[Opening Supplied data section]

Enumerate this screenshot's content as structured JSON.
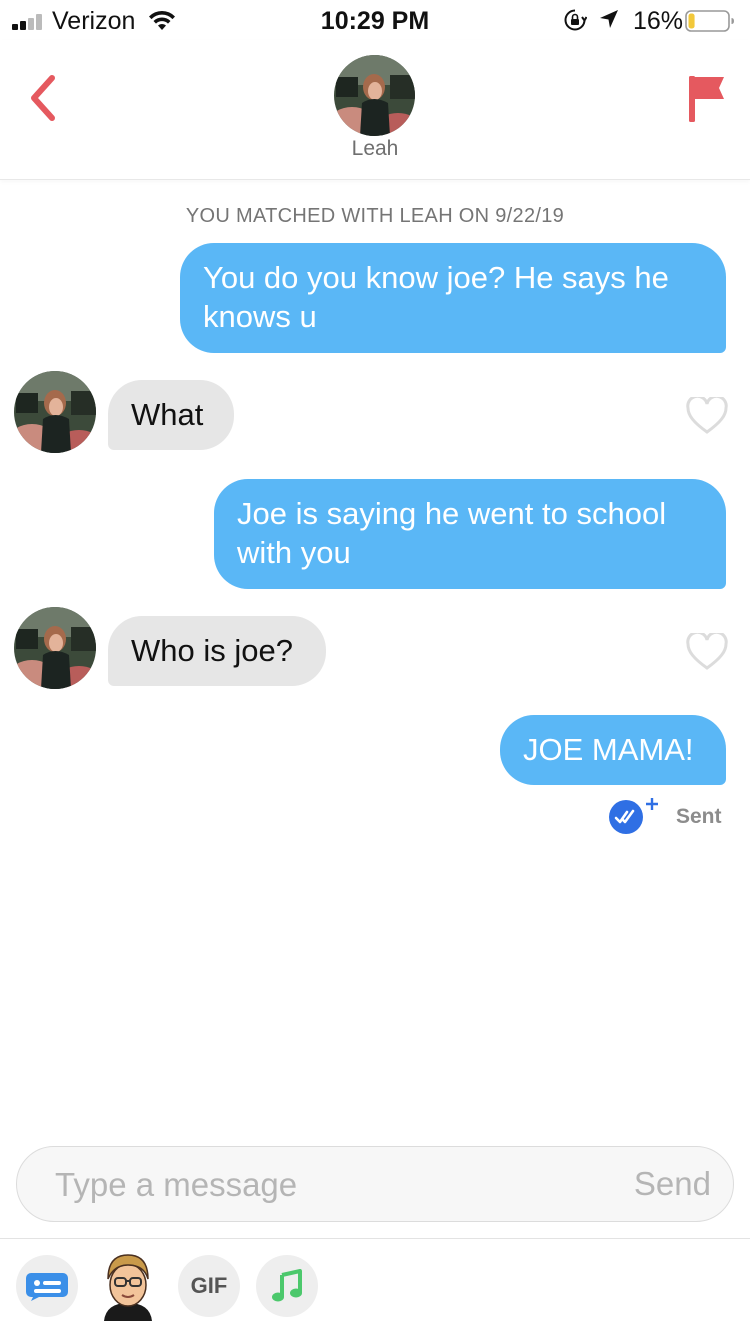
{
  "status_bar": {
    "carrier": "Verizon",
    "time": "10:29 PM",
    "battery_percent": "16%",
    "battery_level": 0.16,
    "icons": [
      "signal-icon",
      "wifi-icon",
      "rotation-lock-icon",
      "location-arrow-icon",
      "battery-icon"
    ]
  },
  "header": {
    "contact_name": "Leah",
    "back_icon": "chevron-left-icon",
    "report_icon": "flag-icon"
  },
  "conversation": {
    "match_notice": "YOU MATCHED WITH LEAH ON 9/22/19",
    "messages": [
      {
        "direction": "outgoing",
        "text": "You do you know joe? He says he knows u"
      },
      {
        "direction": "incoming",
        "text": "What"
      },
      {
        "direction": "outgoing",
        "text": "Joe is saying he went to school with you"
      },
      {
        "direction": "incoming",
        "text": "Who is joe?"
      },
      {
        "direction": "outgoing",
        "text": "JOE MAMA!"
      }
    ],
    "receipt_status": "Sent"
  },
  "composer": {
    "placeholder": "Type a message",
    "send_label": "Send"
  },
  "toolbar": {
    "gif_label": "GIF",
    "items": [
      "sticker-card-icon",
      "bitmoji-icon",
      "gif-button",
      "music-note-icon"
    ]
  },
  "colors": {
    "accent_red": "#e5595f",
    "outgoing_bubble": "#5ab7f6",
    "incoming_bubble": "#e6e6e6",
    "receipt_blue": "#2f6fe4",
    "music_green": "#4cc86c"
  }
}
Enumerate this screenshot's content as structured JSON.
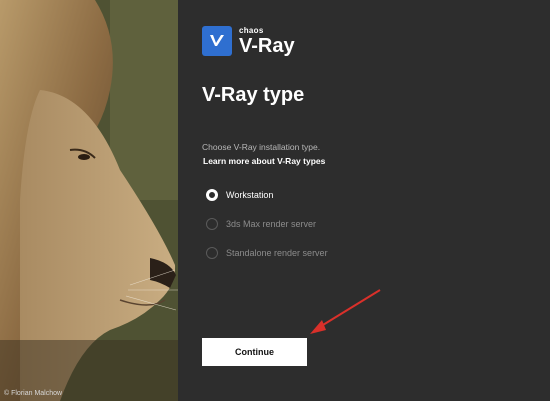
{
  "photo": {
    "credit": "© Florian Malchow"
  },
  "logo": {
    "brand": "chaos",
    "product": "V-Ray",
    "icon": "v-ray-logo-icon"
  },
  "page": {
    "title": "V-Ray type",
    "subtitle": "Choose V-Ray installation type.",
    "learn_more": "Learn more about V-Ray types"
  },
  "options": [
    {
      "label": "Workstation",
      "selected": true
    },
    {
      "label": "3ds Max render server",
      "selected": false
    },
    {
      "label": "Standalone render server",
      "selected": false
    }
  ],
  "actions": {
    "continue_label": "Continue"
  },
  "colors": {
    "panel_bg": "#2d2d2d",
    "accent": "#2f6fd0",
    "annotation_arrow": "#d9302a"
  }
}
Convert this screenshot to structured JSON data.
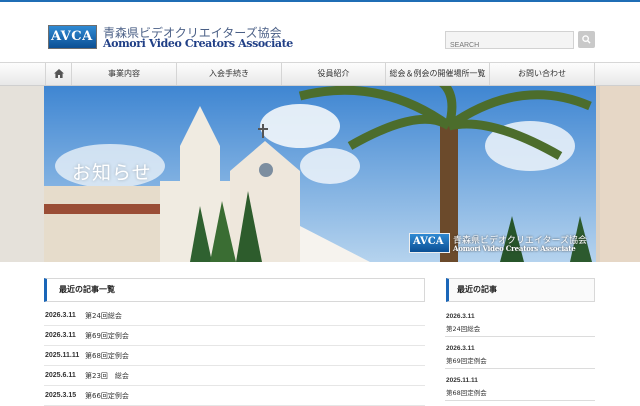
{
  "header": {
    "logo_mark": "AVCA",
    "logo_jp": "青森県ビデオクリエイターズ協会",
    "logo_en": "Aomori Video Creators Associate",
    "search_placeholder": "SEARCH",
    "search_button_icon": "search-icon"
  },
  "nav": {
    "home_icon": "home-icon",
    "items": [
      "事業内容",
      "入会手続き",
      "役員紹介",
      "総会＆例会の開催場所一覧",
      "お問い合わせ"
    ]
  },
  "hero": {
    "title": "お知らせ",
    "logo_mark": "AVCA",
    "logo_jp": "青森県ビデオクリエイターズ協会",
    "logo_en": "Aomori Video Creators Associate"
  },
  "main": {
    "heading": "最近の記事一覧",
    "posts": [
      {
        "date": "2026.3.11",
        "title": "第24回総会"
      },
      {
        "date": "2026.3.11",
        "title": "第69回定例会"
      },
      {
        "date": "2025.11.11",
        "title": "第68回定例会"
      },
      {
        "date": "2025.6.11",
        "title": "第23回　総会"
      },
      {
        "date": "2025.3.15",
        "title": "第66回定例会"
      }
    ]
  },
  "sidebar": {
    "heading": "最近の記事",
    "items": [
      {
        "date": "2026.3.11",
        "title": "第24回総会"
      },
      {
        "date": "2026.3.11",
        "title": "第69回定例会"
      },
      {
        "date": "2025.11.11",
        "title": "第68回定例会"
      }
    ]
  },
  "colors": {
    "accent": "#1a66b8",
    "top_line": "#1f6db5",
    "logo_text": "#203f86"
  }
}
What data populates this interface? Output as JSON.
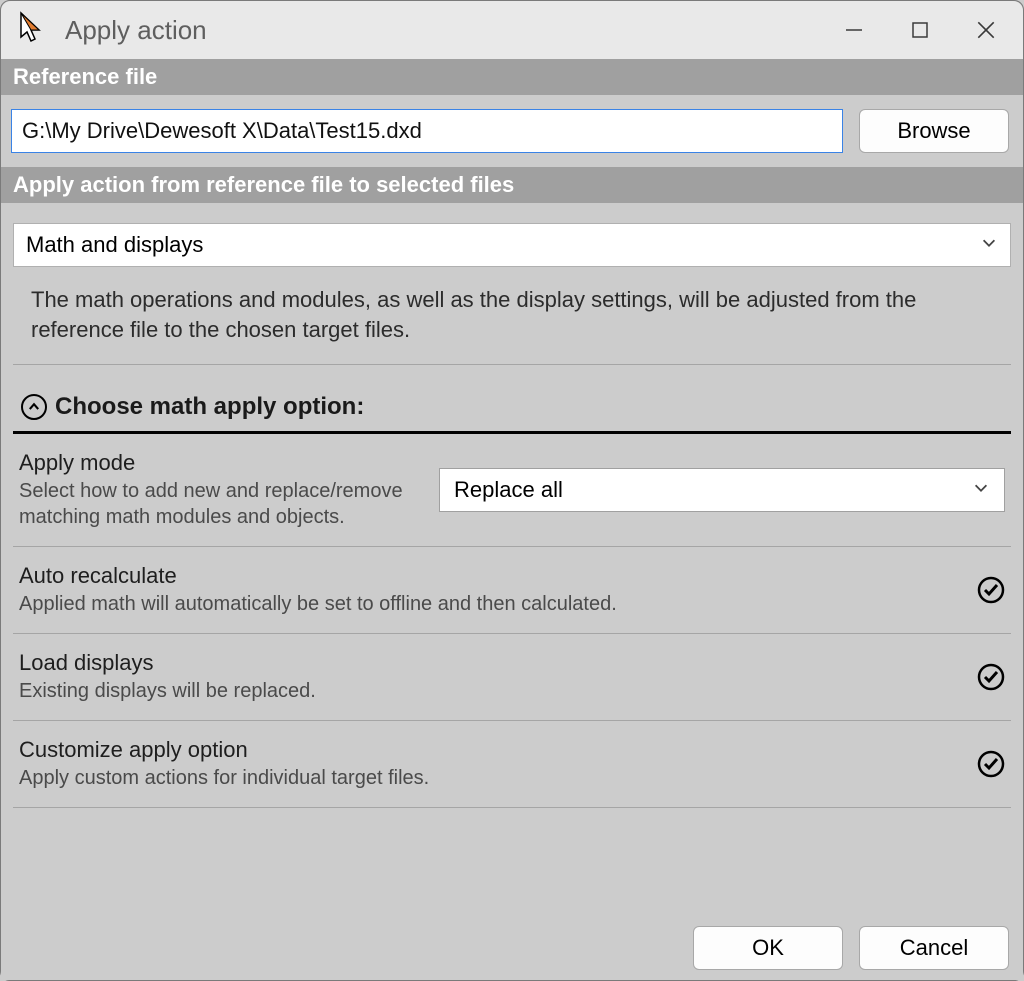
{
  "window": {
    "title": "Apply action"
  },
  "sections": {
    "reference_file": "Reference file",
    "apply_action": "Apply action from reference file to selected files"
  },
  "reference": {
    "path": "G:\\My Drive\\Dewesoft X\\Data\\Test15.dxd",
    "browse": "Browse"
  },
  "action_dropdown": {
    "selected": "Math and displays"
  },
  "action_description": "The math operations and modules, as well as the display settings, will be adjusted from the reference file to the chosen target files.",
  "group": {
    "title": "Choose math apply option:"
  },
  "apply_mode": {
    "title": "Apply mode",
    "sub": "Select how to add new and replace/remove matching math modules and objects.",
    "selected": "Replace all"
  },
  "auto_recalc": {
    "title": "Auto recalculate",
    "sub": "Applied math will automatically be set to offline and then calculated.",
    "checked": true
  },
  "load_displays": {
    "title": "Load displays",
    "sub": "Existing displays will be replaced.",
    "checked": true
  },
  "customize": {
    "title": "Customize apply option",
    "sub": "Apply custom actions for individual target files.",
    "checked": true
  },
  "buttons": {
    "ok": "OK",
    "cancel": "Cancel"
  }
}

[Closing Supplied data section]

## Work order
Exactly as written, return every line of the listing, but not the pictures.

## Answer space
Enumerate this screenshot's content as structured JSON.
{
  "status_bar": {
    "carrier": "Verizon",
    "time": "10:29 PM",
    "battery_percent": "16%",
    "battery_level": 0.16,
    "icons": [
      "signal-icon",
      "wifi-icon",
      "rotation-lock-icon",
      "location-arrow-icon",
      "battery-icon"
    ]
  },
  "header": {
    "contact_name": "Leah",
    "back_icon": "chevron-left-icon",
    "report_icon": "flag-icon"
  },
  "conversation": {
    "match_notice": "YOU MATCHED WITH LEAH ON 9/22/19",
    "messages": [
      {
        "direction": "outgoing",
        "text": "You do you know joe? He says he knows u"
      },
      {
        "direction": "incoming",
        "text": "What"
      },
      {
        "direction": "outgoing",
        "text": "Joe is saying he went to school with you"
      },
      {
        "direction": "incoming",
        "text": "Who is joe?"
      },
      {
        "direction": "outgoing",
        "text": "JOE MAMA!"
      }
    ],
    "receipt_status": "Sent"
  },
  "composer": {
    "placeholder": "Type a message",
    "send_label": "Send"
  },
  "toolbar": {
    "gif_label": "GIF",
    "items": [
      "sticker-card-icon",
      "bitmoji-icon",
      "gif-button",
      "music-note-icon"
    ]
  },
  "colors": {
    "accent_red": "#e5595f",
    "outgoing_bubble": "#5ab7f6",
    "incoming_bubble": "#e6e6e6",
    "receipt_blue": "#2f6fe4",
    "music_green": "#4cc86c"
  }
}
Enumerate this screenshot's content as structured JSON.
{
  "photo": {
    "credit": "© Florian Malchow"
  },
  "logo": {
    "brand": "chaos",
    "product": "V-Ray",
    "icon": "v-ray-logo-icon"
  },
  "page": {
    "title": "V-Ray type",
    "subtitle": "Choose V-Ray installation type.",
    "learn_more": "Learn more about V-Ray types"
  },
  "options": [
    {
      "label": "Workstation",
      "selected": true
    },
    {
      "label": "3ds Max render server",
      "selected": false
    },
    {
      "label": "Standalone render server",
      "selected": false
    }
  ],
  "actions": {
    "continue_label": "Continue"
  },
  "colors": {
    "panel_bg": "#2d2d2d",
    "accent": "#2f6fd0",
    "annotation_arrow": "#d9302a"
  }
}
Convert this screenshot to structured JSON data.
{
  "header": {
    "logo_mark": "AVCA",
    "logo_jp": "青森県ビデオクリエイターズ協会",
    "logo_en": "Aomori Video Creators Associate",
    "search_placeholder": "SEARCH",
    "search_button_icon": "search-icon"
  },
  "nav": {
    "home_icon": "home-icon",
    "items": [
      "事業内容",
      "入会手続き",
      "役員紹介",
      "総会＆例会の開催場所一覧",
      "お問い合わせ"
    ]
  },
  "hero": {
    "title": "お知らせ",
    "logo_mark": "AVCA",
    "logo_jp": "青森県ビデオクリエイターズ協会",
    "logo_en": "Aomori Video Creators Associate"
  },
  "main": {
    "heading": "最近の記事一覧",
    "posts": [
      {
        "date": "2026.3.11",
        "title": "第24回総会"
      },
      {
        "date": "2026.3.11",
        "title": "第69回定例会"
      },
      {
        "date": "2025.11.11",
        "title": "第68回定例会"
      },
      {
        "date": "2025.6.11",
        "title": "第23回　総会"
      },
      {
        "date": "2025.3.15",
        "title": "第66回定例会"
      }
    ]
  },
  "sidebar": {
    "heading": "最近の記事",
    "items": [
      {
        "date": "2026.3.11",
        "title": "第24回総会"
      },
      {
        "date": "2026.3.11",
        "title": "第69回定例会"
      },
      {
        "date": "2025.11.11",
        "title": "第68回定例会"
      }
    ]
  },
  "colors": {
    "accent": "#1a66b8",
    "top_line": "#1f6db5",
    "logo_text": "#203f86"
  }
}
What data populates this interface? Output as JSON.
{
  "window": {
    "title": "Apply action"
  },
  "sections": {
    "reference_file": "Reference file",
    "apply_action": "Apply action from reference file to selected files"
  },
  "reference": {
    "path": "G:\\My Drive\\Dewesoft X\\Data\\Test15.dxd",
    "browse": "Browse"
  },
  "action_dropdown": {
    "selected": "Math and displays"
  },
  "action_description": "The math operations and modules, as well as the display settings, will be adjusted from the reference file to the chosen target files.",
  "group": {
    "title": "Choose math apply option:"
  },
  "apply_mode": {
    "title": "Apply mode",
    "sub": "Select how to add new and replace/remove matching math modules and objects.",
    "selected": "Replace all"
  },
  "auto_recalc": {
    "title": "Auto recalculate",
    "sub": "Applied math will automatically be set to offline and then calculated.",
    "checked": true
  },
  "load_displays": {
    "title": "Load displays",
    "sub": "Existing displays will be replaced.",
    "checked": true
  },
  "customize": {
    "title": "Customize apply option",
    "sub": "Apply custom actions for individual target files.",
    "checked": true
  },
  "buttons": {
    "ok": "OK",
    "cancel": "Cancel"
  }
}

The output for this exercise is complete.